VZ stock traded in a 52-week range of $29.69 to $38.95. Ist highest price of $45.60 was recorded on October 22, 2007. Its current price is $35.24.
VZ's price-to-earnings ratio, at 15.95, is more relevant to the industry, but not as efficient as AT&T's. If we analyze more accurately, VZ is perfectly valued at 1.85 of its PEG ratio, which is equal to the industry, where T seems overvalued at 3.15. Profit margin and return on equity of VZ are 5.91% and 16.23%, respectively. Verizon is yielding earnings per share of $2.23, which is better than industry average.
Shares of Verizon have dropped from $38.61 to $33.12 in the past five months, and the stock is now considered cheap and attractive, with a payout ratio of 102.0% and a yield of 5.50%, to rational investors. Moreover, for the fifth consecutive year, VZ's board approved a 2.6% increase to its quarterly dividend. I rate Verizon stock as a buy.
Telefonica, S.A. (TEF) stock has been trading in a 52-week range of $18.63 to $27.61. The stock is selling at around $20 of late, and would make a cheap addition to many portfolios.
The recent economic downturn in Spain forced TEF's estimate of its operating margin to decline over the next three years from 38% earned in 2010. But the company expects an operating margin of between 30% and 40% at any cost. Hopefully the revenue decline in Spain is compensated for by its Latin American region business unit. TEF expects its annual revenue will grow at least 1% to 4% for next three years.
TEF has high return on equity, payout ratio and yield of around 40%, 182% and 8.60%, respectively.
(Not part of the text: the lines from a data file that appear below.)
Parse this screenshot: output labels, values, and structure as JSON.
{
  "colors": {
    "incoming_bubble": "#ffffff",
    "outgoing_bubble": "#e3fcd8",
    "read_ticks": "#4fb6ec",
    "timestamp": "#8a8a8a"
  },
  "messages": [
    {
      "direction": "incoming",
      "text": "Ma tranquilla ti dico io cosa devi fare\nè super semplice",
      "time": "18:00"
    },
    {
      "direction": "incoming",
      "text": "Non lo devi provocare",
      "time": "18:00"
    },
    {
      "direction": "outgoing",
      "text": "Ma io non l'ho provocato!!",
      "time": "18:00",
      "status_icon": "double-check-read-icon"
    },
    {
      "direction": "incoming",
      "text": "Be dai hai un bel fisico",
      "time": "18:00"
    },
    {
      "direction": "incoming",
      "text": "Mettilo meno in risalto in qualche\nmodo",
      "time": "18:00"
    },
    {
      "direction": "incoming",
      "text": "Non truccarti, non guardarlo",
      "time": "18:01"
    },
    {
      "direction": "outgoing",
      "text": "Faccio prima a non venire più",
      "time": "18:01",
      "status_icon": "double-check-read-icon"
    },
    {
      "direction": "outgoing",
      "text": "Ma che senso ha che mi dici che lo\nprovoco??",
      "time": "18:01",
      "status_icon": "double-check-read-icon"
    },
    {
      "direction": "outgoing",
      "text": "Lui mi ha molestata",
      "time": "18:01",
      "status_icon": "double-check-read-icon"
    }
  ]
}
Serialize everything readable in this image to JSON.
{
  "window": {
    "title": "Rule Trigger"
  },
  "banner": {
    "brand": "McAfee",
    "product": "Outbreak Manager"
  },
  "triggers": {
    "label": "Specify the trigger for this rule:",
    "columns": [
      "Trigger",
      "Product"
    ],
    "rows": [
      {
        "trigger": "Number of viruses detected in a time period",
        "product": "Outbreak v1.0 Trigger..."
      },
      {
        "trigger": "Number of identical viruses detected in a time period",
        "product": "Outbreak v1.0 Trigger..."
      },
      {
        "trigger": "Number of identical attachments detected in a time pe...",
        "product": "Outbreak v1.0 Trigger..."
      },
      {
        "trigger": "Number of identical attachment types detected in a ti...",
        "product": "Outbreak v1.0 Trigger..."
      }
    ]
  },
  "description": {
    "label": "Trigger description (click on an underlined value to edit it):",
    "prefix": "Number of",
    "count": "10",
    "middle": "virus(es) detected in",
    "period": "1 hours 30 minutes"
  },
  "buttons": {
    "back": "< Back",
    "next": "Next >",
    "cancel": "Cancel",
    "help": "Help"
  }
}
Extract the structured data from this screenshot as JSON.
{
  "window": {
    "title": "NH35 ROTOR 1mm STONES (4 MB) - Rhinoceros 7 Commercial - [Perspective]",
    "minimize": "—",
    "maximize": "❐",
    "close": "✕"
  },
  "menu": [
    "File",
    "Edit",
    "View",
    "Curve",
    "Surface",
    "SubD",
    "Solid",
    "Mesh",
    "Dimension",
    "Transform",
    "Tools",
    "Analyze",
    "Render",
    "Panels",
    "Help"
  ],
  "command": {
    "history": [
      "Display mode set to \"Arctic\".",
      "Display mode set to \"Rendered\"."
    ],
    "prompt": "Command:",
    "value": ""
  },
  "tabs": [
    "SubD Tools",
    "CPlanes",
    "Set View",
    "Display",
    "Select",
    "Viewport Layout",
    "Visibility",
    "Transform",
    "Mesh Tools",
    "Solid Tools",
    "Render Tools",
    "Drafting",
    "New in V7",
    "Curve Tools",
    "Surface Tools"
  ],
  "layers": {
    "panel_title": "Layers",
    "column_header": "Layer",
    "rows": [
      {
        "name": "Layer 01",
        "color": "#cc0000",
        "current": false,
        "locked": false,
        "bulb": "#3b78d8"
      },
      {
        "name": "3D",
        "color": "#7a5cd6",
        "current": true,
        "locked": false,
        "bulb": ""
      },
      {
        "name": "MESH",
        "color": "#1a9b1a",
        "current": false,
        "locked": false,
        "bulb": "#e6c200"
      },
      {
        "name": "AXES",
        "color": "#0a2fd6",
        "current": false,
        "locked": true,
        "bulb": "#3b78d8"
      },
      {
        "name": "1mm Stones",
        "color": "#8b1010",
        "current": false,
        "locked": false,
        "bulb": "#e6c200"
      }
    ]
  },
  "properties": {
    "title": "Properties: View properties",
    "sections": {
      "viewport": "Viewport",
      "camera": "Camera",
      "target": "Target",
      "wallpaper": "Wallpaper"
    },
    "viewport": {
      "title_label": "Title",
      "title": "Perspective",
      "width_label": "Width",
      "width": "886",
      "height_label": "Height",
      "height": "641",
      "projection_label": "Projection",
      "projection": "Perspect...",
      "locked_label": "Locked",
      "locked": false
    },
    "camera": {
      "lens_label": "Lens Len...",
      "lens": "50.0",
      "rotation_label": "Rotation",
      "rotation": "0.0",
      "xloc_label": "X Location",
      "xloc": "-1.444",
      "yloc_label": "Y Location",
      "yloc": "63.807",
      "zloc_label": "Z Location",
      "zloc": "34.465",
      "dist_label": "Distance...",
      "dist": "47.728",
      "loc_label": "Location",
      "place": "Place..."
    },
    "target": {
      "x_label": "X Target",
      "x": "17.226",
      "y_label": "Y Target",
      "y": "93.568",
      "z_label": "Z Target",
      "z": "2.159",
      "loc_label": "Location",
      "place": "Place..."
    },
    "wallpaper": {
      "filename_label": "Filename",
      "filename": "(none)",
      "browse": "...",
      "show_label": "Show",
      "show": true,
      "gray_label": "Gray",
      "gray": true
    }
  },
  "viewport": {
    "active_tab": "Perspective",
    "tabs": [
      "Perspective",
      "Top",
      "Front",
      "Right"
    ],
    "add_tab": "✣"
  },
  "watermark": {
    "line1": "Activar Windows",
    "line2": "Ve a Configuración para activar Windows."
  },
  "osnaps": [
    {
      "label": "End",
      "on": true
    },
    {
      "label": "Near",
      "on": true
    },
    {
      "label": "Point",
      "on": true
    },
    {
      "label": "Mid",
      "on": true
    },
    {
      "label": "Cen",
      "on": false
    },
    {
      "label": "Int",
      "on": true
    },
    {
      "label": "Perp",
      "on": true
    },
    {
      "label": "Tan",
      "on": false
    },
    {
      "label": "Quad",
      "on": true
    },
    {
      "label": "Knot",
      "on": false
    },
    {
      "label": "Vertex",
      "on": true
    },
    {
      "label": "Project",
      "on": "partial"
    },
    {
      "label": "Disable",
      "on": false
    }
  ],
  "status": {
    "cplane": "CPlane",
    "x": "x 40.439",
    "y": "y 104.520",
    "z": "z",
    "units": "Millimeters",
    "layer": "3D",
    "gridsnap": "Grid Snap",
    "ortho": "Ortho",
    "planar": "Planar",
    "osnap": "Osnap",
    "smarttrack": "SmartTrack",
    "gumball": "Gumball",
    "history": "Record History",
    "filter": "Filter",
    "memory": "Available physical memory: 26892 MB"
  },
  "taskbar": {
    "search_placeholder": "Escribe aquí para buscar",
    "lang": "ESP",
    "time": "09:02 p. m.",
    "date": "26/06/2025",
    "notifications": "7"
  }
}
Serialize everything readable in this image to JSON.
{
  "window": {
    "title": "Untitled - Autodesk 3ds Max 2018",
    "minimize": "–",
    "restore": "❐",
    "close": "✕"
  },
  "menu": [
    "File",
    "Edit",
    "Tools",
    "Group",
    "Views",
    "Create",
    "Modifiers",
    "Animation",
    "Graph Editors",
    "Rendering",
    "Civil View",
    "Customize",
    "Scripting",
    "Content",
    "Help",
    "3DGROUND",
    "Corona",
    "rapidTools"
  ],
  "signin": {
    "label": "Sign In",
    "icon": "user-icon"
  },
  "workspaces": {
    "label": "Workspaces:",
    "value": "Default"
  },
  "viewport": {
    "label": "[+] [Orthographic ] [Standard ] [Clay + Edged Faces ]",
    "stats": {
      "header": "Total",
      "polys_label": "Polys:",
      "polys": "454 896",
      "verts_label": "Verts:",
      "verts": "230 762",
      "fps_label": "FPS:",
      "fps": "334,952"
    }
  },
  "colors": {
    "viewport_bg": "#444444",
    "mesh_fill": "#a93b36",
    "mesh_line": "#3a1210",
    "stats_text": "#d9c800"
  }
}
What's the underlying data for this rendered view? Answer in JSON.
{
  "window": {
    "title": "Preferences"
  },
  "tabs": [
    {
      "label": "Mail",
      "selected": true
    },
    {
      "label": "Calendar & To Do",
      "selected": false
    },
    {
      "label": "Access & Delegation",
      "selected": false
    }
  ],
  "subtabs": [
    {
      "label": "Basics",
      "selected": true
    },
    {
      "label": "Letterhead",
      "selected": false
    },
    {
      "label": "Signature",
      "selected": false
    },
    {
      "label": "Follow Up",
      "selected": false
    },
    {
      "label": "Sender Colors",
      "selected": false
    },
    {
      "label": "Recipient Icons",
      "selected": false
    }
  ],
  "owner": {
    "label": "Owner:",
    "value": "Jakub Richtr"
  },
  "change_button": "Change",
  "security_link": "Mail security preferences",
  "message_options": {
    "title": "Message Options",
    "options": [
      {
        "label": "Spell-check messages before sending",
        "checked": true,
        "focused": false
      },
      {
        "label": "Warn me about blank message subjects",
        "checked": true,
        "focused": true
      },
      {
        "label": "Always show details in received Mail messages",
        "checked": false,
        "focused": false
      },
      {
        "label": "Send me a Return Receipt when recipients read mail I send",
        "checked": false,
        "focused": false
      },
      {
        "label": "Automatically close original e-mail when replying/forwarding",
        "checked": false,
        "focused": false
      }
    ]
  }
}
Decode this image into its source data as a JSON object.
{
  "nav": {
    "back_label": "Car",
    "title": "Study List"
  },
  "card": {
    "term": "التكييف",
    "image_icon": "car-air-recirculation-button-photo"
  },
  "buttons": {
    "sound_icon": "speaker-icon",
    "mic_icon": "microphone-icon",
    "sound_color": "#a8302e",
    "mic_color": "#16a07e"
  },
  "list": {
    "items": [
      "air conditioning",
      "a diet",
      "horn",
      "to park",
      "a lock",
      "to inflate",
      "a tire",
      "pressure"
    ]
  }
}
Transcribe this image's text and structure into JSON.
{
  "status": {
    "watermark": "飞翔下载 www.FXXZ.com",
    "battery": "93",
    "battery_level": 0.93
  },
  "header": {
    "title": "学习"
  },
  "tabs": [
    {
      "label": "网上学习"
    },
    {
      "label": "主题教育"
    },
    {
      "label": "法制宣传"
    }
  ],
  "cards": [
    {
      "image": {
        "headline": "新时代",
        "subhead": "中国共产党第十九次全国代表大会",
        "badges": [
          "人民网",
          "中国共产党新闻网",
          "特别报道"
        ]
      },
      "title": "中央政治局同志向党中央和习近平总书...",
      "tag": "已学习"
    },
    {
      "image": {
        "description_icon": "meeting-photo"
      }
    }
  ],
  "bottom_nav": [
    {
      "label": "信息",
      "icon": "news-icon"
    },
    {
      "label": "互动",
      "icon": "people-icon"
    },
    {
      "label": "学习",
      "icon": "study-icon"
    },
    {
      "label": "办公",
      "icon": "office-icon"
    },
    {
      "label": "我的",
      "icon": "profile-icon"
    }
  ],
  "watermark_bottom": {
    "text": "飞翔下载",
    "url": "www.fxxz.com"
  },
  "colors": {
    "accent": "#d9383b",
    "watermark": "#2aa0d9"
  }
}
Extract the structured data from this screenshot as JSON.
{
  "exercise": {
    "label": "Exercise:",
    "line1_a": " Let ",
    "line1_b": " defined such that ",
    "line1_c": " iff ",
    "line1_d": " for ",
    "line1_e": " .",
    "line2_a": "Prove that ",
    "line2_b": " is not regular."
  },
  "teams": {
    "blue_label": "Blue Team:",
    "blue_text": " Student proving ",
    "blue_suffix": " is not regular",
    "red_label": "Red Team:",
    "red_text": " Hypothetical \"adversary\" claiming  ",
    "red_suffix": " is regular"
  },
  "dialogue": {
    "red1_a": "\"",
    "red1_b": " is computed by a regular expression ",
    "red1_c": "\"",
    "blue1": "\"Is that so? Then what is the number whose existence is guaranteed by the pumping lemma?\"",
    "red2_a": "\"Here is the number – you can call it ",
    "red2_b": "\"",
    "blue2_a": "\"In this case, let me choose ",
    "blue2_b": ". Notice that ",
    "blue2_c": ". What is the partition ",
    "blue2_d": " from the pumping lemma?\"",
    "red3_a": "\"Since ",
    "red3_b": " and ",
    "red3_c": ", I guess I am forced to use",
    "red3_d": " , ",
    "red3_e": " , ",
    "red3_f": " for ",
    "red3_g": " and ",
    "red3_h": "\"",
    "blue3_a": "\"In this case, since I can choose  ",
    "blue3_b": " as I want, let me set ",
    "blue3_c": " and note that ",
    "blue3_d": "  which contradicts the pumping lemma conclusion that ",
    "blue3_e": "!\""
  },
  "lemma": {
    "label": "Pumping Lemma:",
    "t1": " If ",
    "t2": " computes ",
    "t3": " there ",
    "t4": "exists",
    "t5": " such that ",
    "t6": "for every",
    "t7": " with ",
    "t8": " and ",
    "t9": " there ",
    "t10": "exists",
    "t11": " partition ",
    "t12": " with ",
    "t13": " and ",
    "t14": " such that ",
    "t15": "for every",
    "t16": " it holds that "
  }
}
Its price-to-earnings ratio of 6.62 is the lowest among its competitors, including VOD, AMX and BT, demonstrating a cheap price; current earnings-per-share of $3.02 is twice the industry average. Most importantly, the five-year expected PEG ratio of TEF at -3.35 is too undervalued. I rate Telefonica S.A. as a buy.
Eni S.p.A. (E) stock saw a downward shift in price last week: It sold at $36.85 Friday, quite cheap for a major integrated oil & gas company with a 52-week range of $33.93 to $53.80.
Eni S.p.A., an Italian oil giant, faced a temporary crisis when Libyan natural gas pipeline Greenstream was shut down and remained inoperative. Chief Executive Paolo Scaroni of Eni said in an interview that the company hopes to reopen the Greenstream pipeline. Scaroni is confident that Eni can get its Libyan oil and gas fields up and running pretty quickly, perhaps by the end of the 2012.
E’s earnings per share of $4.71 is less than that of XOM. Its price-to-earnings ratio of 7.90 is efficient enough among competitors and the industry a as whole, and its PEG ratio is 0.96. Eni boasts attractive profit margin and return on equity of 5.80% and 13.24%, respectively. Plus, recent payout ratio and dividend yield recorded for E are 59.0% and 5.60% respectively. Eni S.p.A., a dirt-cheap dividend stock, can certainly be rated as a buy.